• THE PROBLEM:
Your task is to give the records again exactly. Leave each picture out.

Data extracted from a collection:
==================================================

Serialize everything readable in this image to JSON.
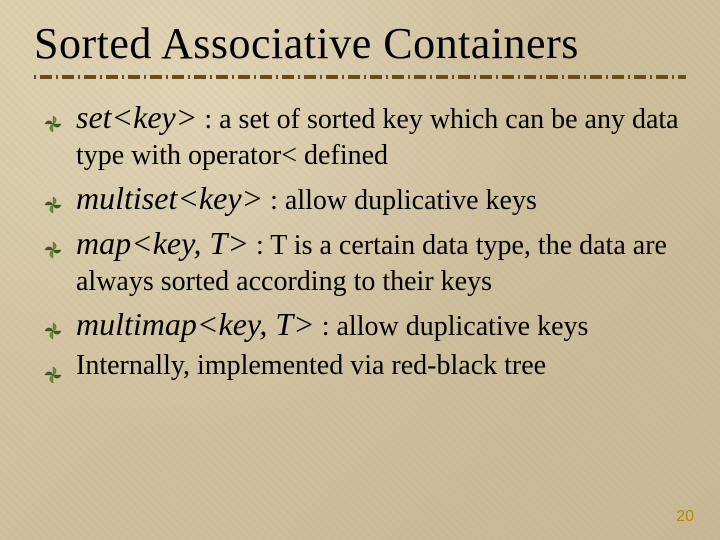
{
  "title": "Sorted Associative Containers",
  "bullets": [
    {
      "term": "set<key>",
      "desc": " : a set of sorted key which can be any data type with operator< defined"
    },
    {
      "term": "multiset<key>",
      "desc": " : allow duplicative keys"
    },
    {
      "term": "map<key, T>",
      "desc": " : T is a certain data type, the data are always sorted according to their keys"
    },
    {
      "term": "multimap<key, T>",
      "desc": " : allow duplicative keys"
    },
    {
      "term": "",
      "desc": "Internally, implemented via red-black tree"
    }
  ],
  "page_number": "20",
  "colors": {
    "bullet_fill": "#3a5a2a",
    "bullet_accent": "#6b8e23",
    "rule": "#6b4a18",
    "pagenum": "#b8860b"
  }
}
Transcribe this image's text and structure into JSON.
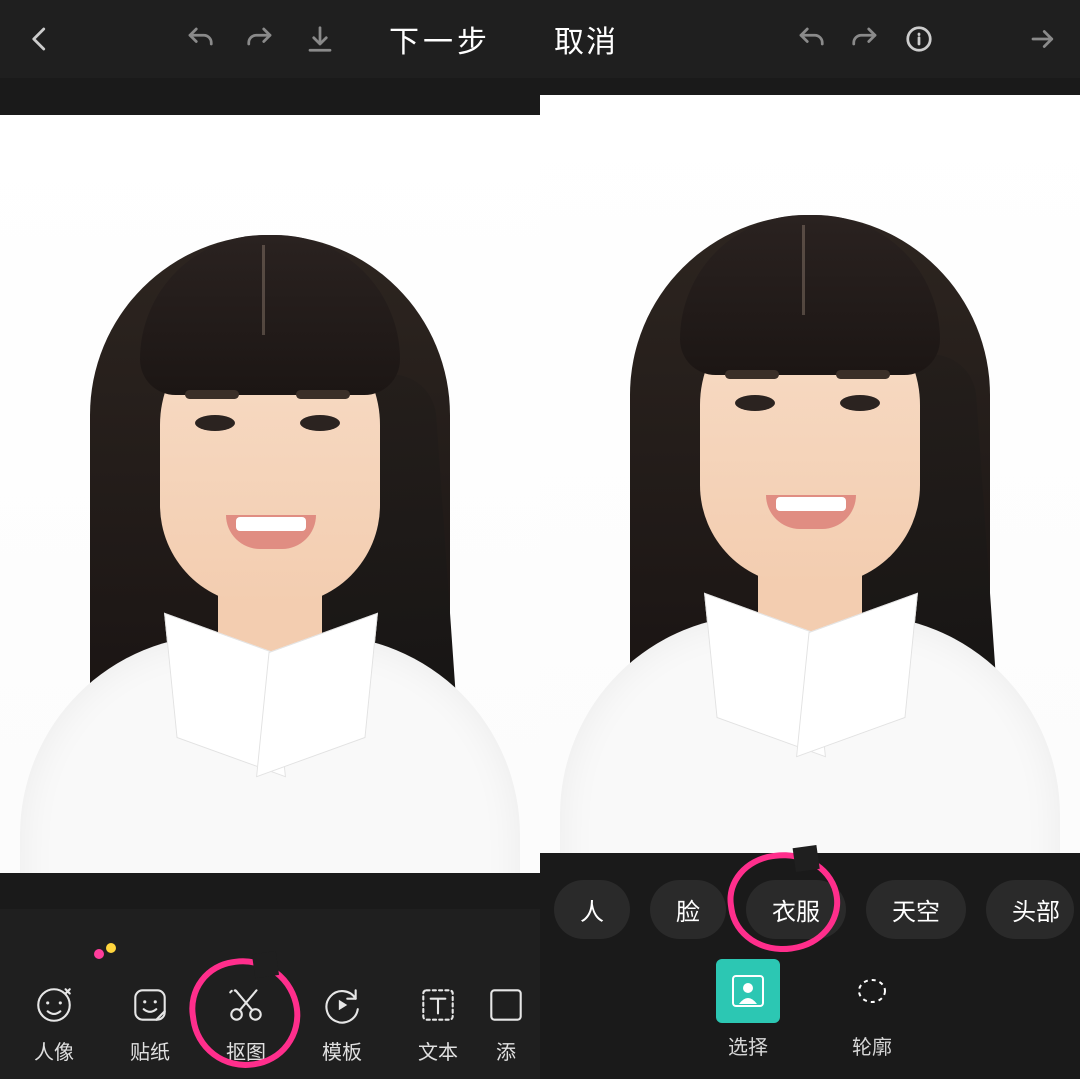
{
  "colors": {
    "accent_pink": "#ff2e8c",
    "accent_teal": "#2cc7b3"
  },
  "left": {
    "top": {
      "back_icon": "chevron-left",
      "undo_icon": "undo",
      "redo_icon": "redo",
      "download_icon": "download",
      "next_label": "下一步"
    },
    "tools": [
      {
        "id": "portrait",
        "label": "人像",
        "icon": "face"
      },
      {
        "id": "sticker",
        "label": "贴纸",
        "icon": "sticker"
      },
      {
        "id": "cutout",
        "label": "抠图",
        "icon": "scissors",
        "highlighted": true
      },
      {
        "id": "template",
        "label": "模板",
        "icon": "replay"
      },
      {
        "id": "text",
        "label": "文本",
        "icon": "text-box"
      },
      {
        "id": "add",
        "label": "添",
        "icon": "add-partial"
      }
    ]
  },
  "right": {
    "top": {
      "cancel_label": "取消",
      "undo_icon": "undo",
      "redo_icon": "redo",
      "info_icon": "info",
      "forward_icon": "arrow-right"
    },
    "chips": [
      {
        "id": "person",
        "label": "人"
      },
      {
        "id": "face",
        "label": "脸"
      },
      {
        "id": "clothes",
        "label": "衣服",
        "highlighted": true
      },
      {
        "id": "sky",
        "label": "天空"
      },
      {
        "id": "head",
        "label": "头部"
      }
    ],
    "modes": [
      {
        "id": "select",
        "label": "选择",
        "icon": "select-person",
        "active": true
      },
      {
        "id": "outline",
        "label": "轮廓",
        "icon": "lasso"
      }
    ]
  }
}
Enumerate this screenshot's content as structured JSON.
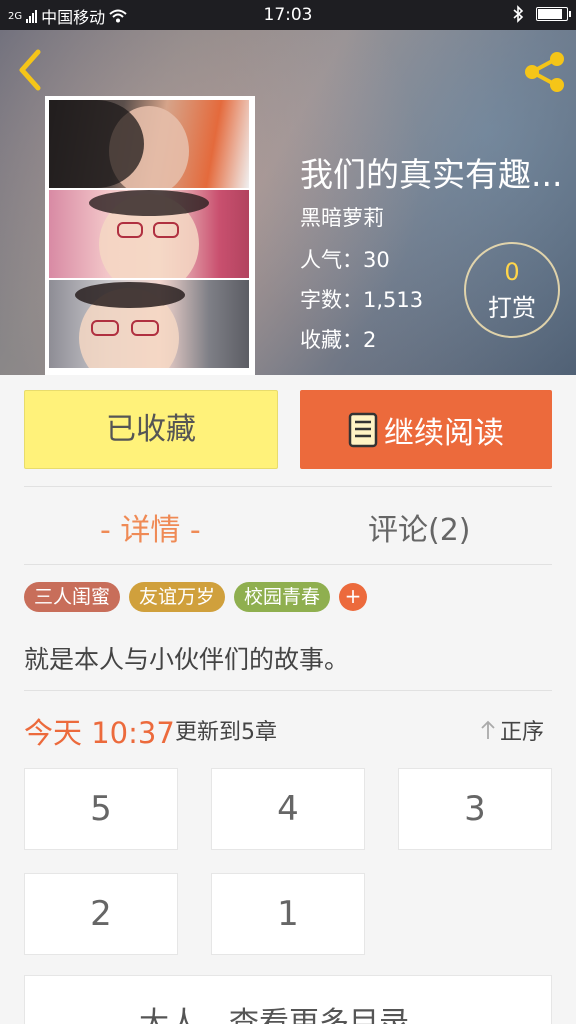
{
  "status_bar": {
    "network": "2G",
    "carrier": "中国移动",
    "time": "17:03",
    "battery_level": 0.9
  },
  "book": {
    "title": "我们的真实有趣...",
    "author": "黑暗萝莉",
    "popularity_label": "人气：",
    "popularity": "30",
    "wordcount_label": "字数：",
    "wordcount": "1,513",
    "favorites_label": "收藏：",
    "favorites": "2",
    "reward_count": "0",
    "reward_label": "打赏",
    "description": "就是本人与小伙伴们的故事。"
  },
  "actions": {
    "collect_label": "已收藏",
    "read_label": "继续阅读"
  },
  "tabs": {
    "details": "- 详情 -",
    "comments": "评论(2)"
  },
  "tags": [
    {
      "label": "三人闺蜜",
      "color": "#c86e5a"
    },
    {
      "label": "友谊万岁",
      "color": "#d0a03c"
    },
    {
      "label": "校园青春",
      "color": "#8faf4f"
    }
  ],
  "tag_add": "+",
  "update": {
    "time": "今天 10:37",
    "info": "更新到5章",
    "sort_label": "正序"
  },
  "chapters": [
    "5",
    "4",
    "3",
    "2",
    "1"
  ],
  "more_label": "大人，查看更多目录",
  "colors": {
    "accent": "#ec6a3c",
    "collect": "#fff27a"
  }
}
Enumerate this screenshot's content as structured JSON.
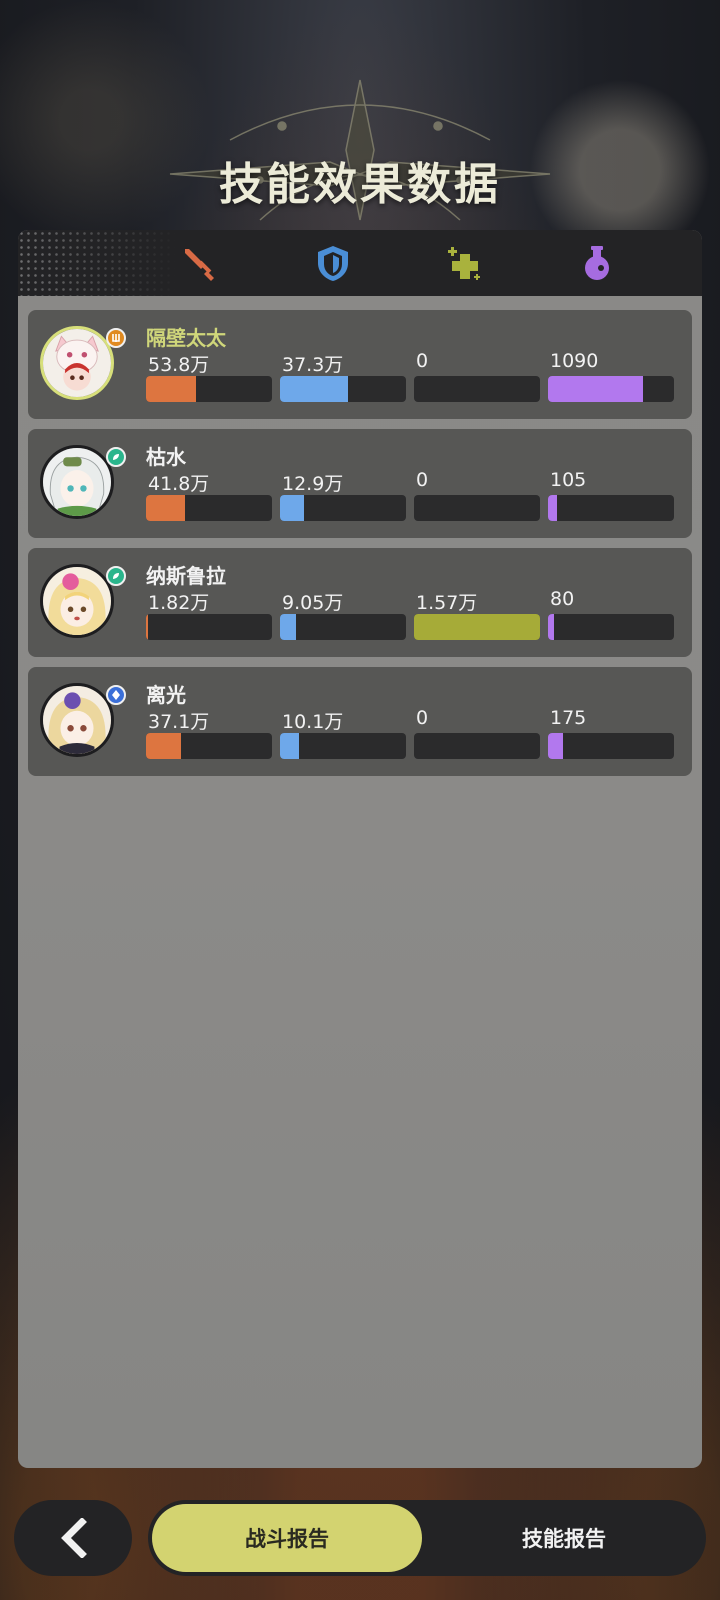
{
  "page": {
    "title": "技能效果数据"
  },
  "tabs": [
    {
      "icon": "sword-icon",
      "color": "#d86a45"
    },
    {
      "icon": "shield-icon",
      "color": "#4a8ed6"
    },
    {
      "icon": "heal-plus-icon",
      "color": "#a9b23d"
    },
    {
      "icon": "potion-icon",
      "color": "#a66ce0"
    }
  ],
  "stat_colors": [
    "#dd7540",
    "#6ea8ea",
    "#a6ab38",
    "#b278ee"
  ],
  "characters": [
    {
      "name": "隔壁太太",
      "highlight": true,
      "element_badge_color": "#e08a20",
      "stats": [
        {
          "label": "53.8万",
          "fill": 0.4
        },
        {
          "label": "37.3万",
          "fill": 0.54
        },
        {
          "label": "0",
          "fill": 0
        },
        {
          "label": "1090",
          "fill": 0.75
        }
      ]
    },
    {
      "name": "枯水",
      "highlight": false,
      "element_badge_color": "#2ab58c",
      "stats": [
        {
          "label": "41.8万",
          "fill": 0.31
        },
        {
          "label": "12.9万",
          "fill": 0.19
        },
        {
          "label": "0",
          "fill": 0
        },
        {
          "label": "105",
          "fill": 0.07
        }
      ]
    },
    {
      "name": "纳斯鲁拉",
      "highlight": false,
      "element_badge_color": "#2ab58c",
      "stats": [
        {
          "label": "1.82万",
          "fill": 0.015
        },
        {
          "label": "9.05万",
          "fill": 0.13
        },
        {
          "label": "1.57万",
          "fill": 1.0
        },
        {
          "label": "80",
          "fill": 0.05
        }
      ]
    },
    {
      "name": "离光",
      "highlight": false,
      "element_badge_color": "#3b6fd8",
      "stats": [
        {
          "label": "37.1万",
          "fill": 0.28
        },
        {
          "label": "10.1万",
          "fill": 0.15
        },
        {
          "label": "0",
          "fill": 0
        },
        {
          "label": "175",
          "fill": 0.12
        }
      ]
    }
  ],
  "bottom_nav": {
    "active_label": "战斗报告",
    "inactive_label": "技能报告"
  }
}
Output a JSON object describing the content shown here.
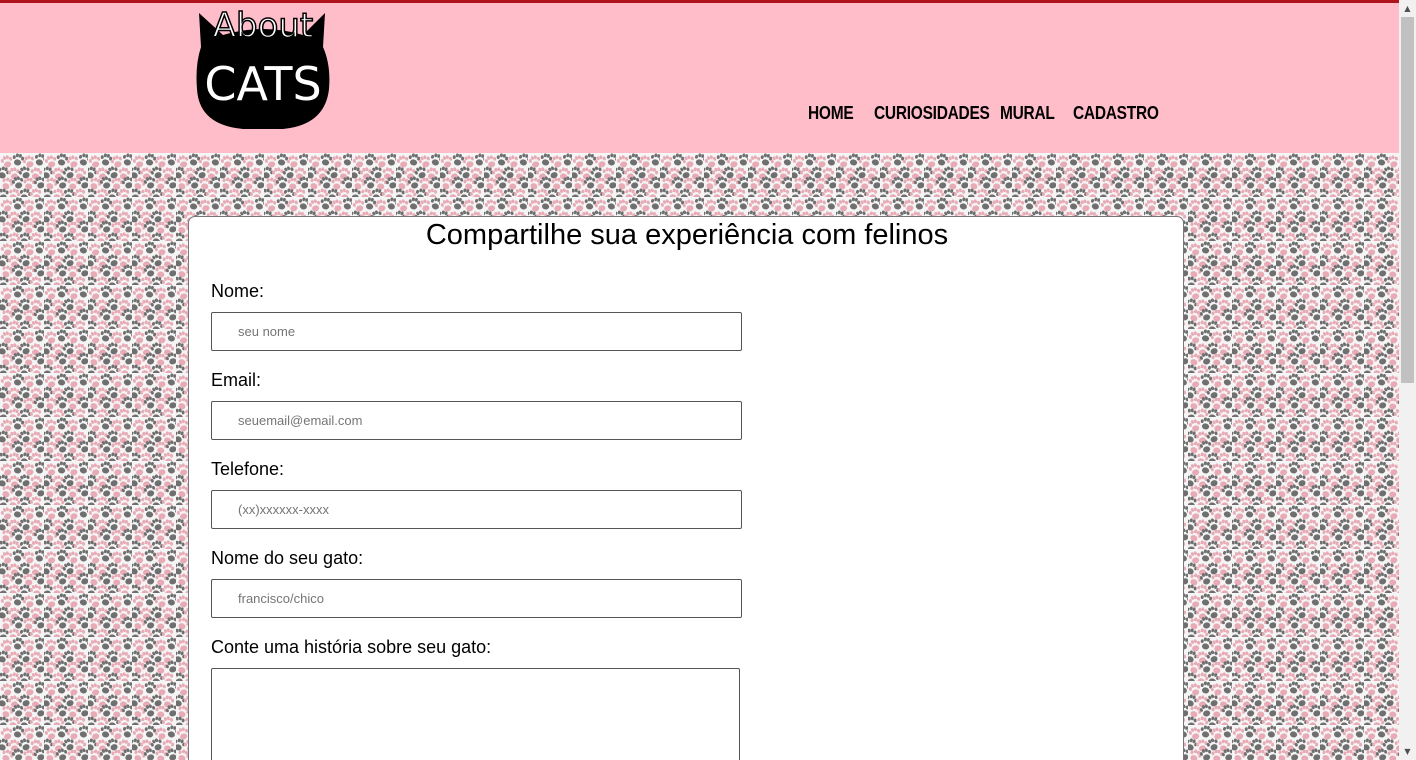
{
  "header": {
    "logo": {
      "line1": "About",
      "line2": "CATS"
    },
    "nav": [
      {
        "label": "HOME"
      },
      {
        "label": "CURIOSIDADES"
      },
      {
        "label": "MURAL"
      },
      {
        "label": "CADASTRO"
      }
    ]
  },
  "form": {
    "title": "Compartilhe sua experiência com felinos",
    "fields": [
      {
        "label": "Nome:",
        "placeholder": "seu nome",
        "value": ""
      },
      {
        "label": "Email:",
        "placeholder": "seuemail@email.com",
        "value": ""
      },
      {
        "label": "Telefone:",
        "placeholder": "(xx)xxxxxx-xxxx",
        "value": ""
      },
      {
        "label": "Nome do seu gato:",
        "placeholder": "francisco/chico",
        "value": ""
      }
    ],
    "story": {
      "label": "Conte uma história sobre seu gato:",
      "value": ""
    }
  },
  "colors": {
    "header_bg": "#ffbcc9",
    "top_accent": "#b0121b",
    "paw_pink": "#e8aab5",
    "paw_gray": "#6f6f6f"
  },
  "icons": {
    "scroll_up": "scroll-up-arrow-icon",
    "scroll_down": "scroll-down-arrow-icon",
    "pattern": "paw-print-icon"
  }
}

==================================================

• SOLUTION FOR THIS EXERCISE:
Serialize everything readable in this image to JSON.
{
  "title": "Sorted Associative Containers",
  "bullets": [
    {
      "term": "set<key>",
      "desc": " : a set of sorted key which can be any data type with operator< defined"
    },
    {
      "term": "multiset<key>",
      "desc": " : allow duplicative keys"
    },
    {
      "term": "map<key, T>",
      "desc": " : T is a certain data type, the data are always sorted according to their keys"
    },
    {
      "term": "multimap<key, T>",
      "desc": " : allow duplicative keys"
    },
    {
      "term": "",
      "desc": "Internally, implemented via red-black tree"
    }
  ],
  "page_number": "20",
  "colors": {
    "bullet_fill": "#3a5a2a",
    "bullet_accent": "#6b8e23",
    "rule": "#6b4a18",
    "pagenum": "#b8860b"
  }
}
Transcribe this image's text and structure into JSON.
{
  "colors": {
    "accent_pink": "#ff2e8c",
    "accent_teal": "#2cc7b3"
  },
  "left": {
    "top": {
      "back_icon": "chevron-left",
      "undo_icon": "undo",
      "redo_icon": "redo",
      "download_icon": "download",
      "next_label": "下一步"
    },
    "tools": [
      {
        "id": "portrait",
        "label": "人像",
        "icon": "face"
      },
      {
        "id": "sticker",
        "label": "贴纸",
        "icon": "sticker"
      },
      {
        "id": "cutout",
        "label": "抠图",
        "icon": "scissors",
        "highlighted": true
      },
      {
        "id": "template",
        "label": "模板",
        "icon": "replay"
      },
      {
        "id": "text",
        "label": "文本",
        "icon": "text-box"
      },
      {
        "id": "add",
        "label": "添",
        "icon": "add-partial"
      }
    ]
  },
  "right": {
    "top": {
      "cancel_label": "取消",
      "undo_icon": "undo",
      "redo_icon": "redo",
      "info_icon": "info",
      "forward_icon": "arrow-right"
    },
    "chips": [
      {
        "id": "person",
        "label": "人"
      },
      {
        "id": "face",
        "label": "脸"
      },
      {
        "id": "clothes",
        "label": "衣服",
        "highlighted": true
      },
      {
        "id": "sky",
        "label": "天空"
      },
      {
        "id": "head",
        "label": "头部"
      }
    ],
    "modes": [
      {
        "id": "select",
        "label": "选择",
        "icon": "select-person",
        "active": true
      },
      {
        "id": "outline",
        "label": "轮廓",
        "icon": "lasso"
      }
    ]
  }
}
Enumerate this screenshot's content as structured JSON.
{
  "status_bar": {
    "network": "2G",
    "carrier": "中国移动",
    "time": "17:03",
    "battery_level": 0.9
  },
  "book": {
    "title": "我们的真实有趣...",
    "author": "黑暗萝莉",
    "popularity_label": "人气：",
    "popularity": "30",
    "wordcount_label": "字数：",
    "wordcount": "1,513",
    "favorites_label": "收藏：",
    "favorites": "2",
    "reward_count": "0",
    "reward_label": "打赏",
    "description": "就是本人与小伙伴们的故事。"
  },
  "actions": {
    "collect_label": "已收藏",
    "read_label": "继续阅读"
  },
  "tabs": {
    "details": "- 详情 -",
    "comments": "评论(2)"
  },
  "tags": [
    {
      "label": "三人闺蜜",
      "color": "#c86e5a"
    },
    {
      "label": "友谊万岁",
      "color": "#d0a03c"
    },
    {
      "label": "校园青春",
      "color": "#8faf4f"
    }
  ],
  "tag_add": "+",
  "update": {
    "time": "今天 10:37",
    "info": "更新到5章",
    "sort_label": "正序"
  },
  "chapters": [
    "5",
    "4",
    "3",
    "2",
    "1"
  ],
  "more_label": "大人，查看更多目录",
  "colors": {
    "accent": "#ec6a3c",
    "collect": "#fff27a"
  }
}
Enumerate this screenshot's content as structured JSON.
{
  "page": {
    "title": "技能效果数据"
  },
  "tabs": [
    {
      "icon": "sword-icon",
      "color": "#d86a45"
    },
    {
      "icon": "shield-icon",
      "color": "#4a8ed6"
    },
    {
      "icon": "heal-plus-icon",
      "color": "#a9b23d"
    },
    {
      "icon": "potion-icon",
      "color": "#a66ce0"
    }
  ],
  "stat_colors": [
    "#dd7540",
    "#6ea8ea",
    "#a6ab38",
    "#b278ee"
  ],
  "characters": [
    {
      "name": "隔壁太太",
      "highlight": true,
      "element_badge_color": "#e08a20",
      "stats": [
        {
          "label": "53.8万",
          "fill": 0.4
        },
        {
          "label": "37.3万",
          "fill": 0.54
        },
        {
          "label": "0",
          "fill": 0
        },
        {
          "label": "1090",
          "fill": 0.75
        }
      ]
    },
    {
      "name": "枯水",
      "highlight": false,
      "element_badge_color": "#2ab58c",
      "stats": [
        {
          "label": "41.8万",
          "fill": 0.31
        },
        {
          "label": "12.9万",
          "fill": 0.19
        },
        {
          "label": "0",
          "fill": 0
        },
        {
          "label": "105",
          "fill": 0.07
        }
      ]
    },
    {
      "name": "纳斯鲁拉",
      "highlight": false,
      "element_badge_color": "#2ab58c",
      "stats": [
        {
          "label": "1.82万",
          "fill": 0.015
        },
        {
          "label": "9.05万",
          "fill": 0.13
        },
        {
          "label": "1.57万",
          "fill": 1.0
        },
        {
          "label": "80",
          "fill": 0.05
        }
      ]
    },
    {
      "name": "离光",
      "highlight": false,
      "element_badge_color": "#3b6fd8",
      "stats": [
        {
          "label": "37.1万",
          "fill": 0.28
        },
        {
          "label": "10.1万",
          "fill": 0.15
        },
        {
          "label": "0",
          "fill": 0
        },
        {
          "label": "175",
          "fill": 0.12
        }
      ]
    }
  ],
  "bottom_nav": {
    "active_label": "战斗报告",
    "inactive_label": "技能报告"
  }
}
Output a JSON object describing the content shown here.
{
  "header": {
    "logo": {
      "line1": "About",
      "line2": "CATS"
    },
    "nav": [
      {
        "label": "HOME"
      },
      {
        "label": "CURIOSIDADES"
      },
      {
        "label": "MURAL"
      },
      {
        "label": "CADASTRO"
      }
    ]
  },
  "form": {
    "title": "Compartilhe sua experiência com felinos",
    "fields": [
      {
        "label": "Nome:",
        "placeholder": "seu nome",
        "value": ""
      },
      {
        "label": "Email:",
        "placeholder": "seuemail@email.com",
        "value": ""
      },
      {
        "label": "Telefone:",
        "placeholder": "(xx)xxxxxx-xxxx",
        "value": ""
      },
      {
        "label": "Nome do seu gato:",
        "placeholder": "francisco/chico",
        "value": ""
      }
    ],
    "story": {
      "label": "Conte uma história sobre seu gato:",
      "value": ""
    }
  },
  "colors": {
    "header_bg": "#ffbcc9",
    "top_accent": "#b0121b",
    "paw_pink": "#e8aab5",
    "paw_gray": "#6f6f6f"
  },
  "icons": {
    "scroll_up": "scroll-up-arrow-icon",
    "scroll_down": "scroll-down-arrow-icon",
    "pattern": "paw-print-icon"
  }
}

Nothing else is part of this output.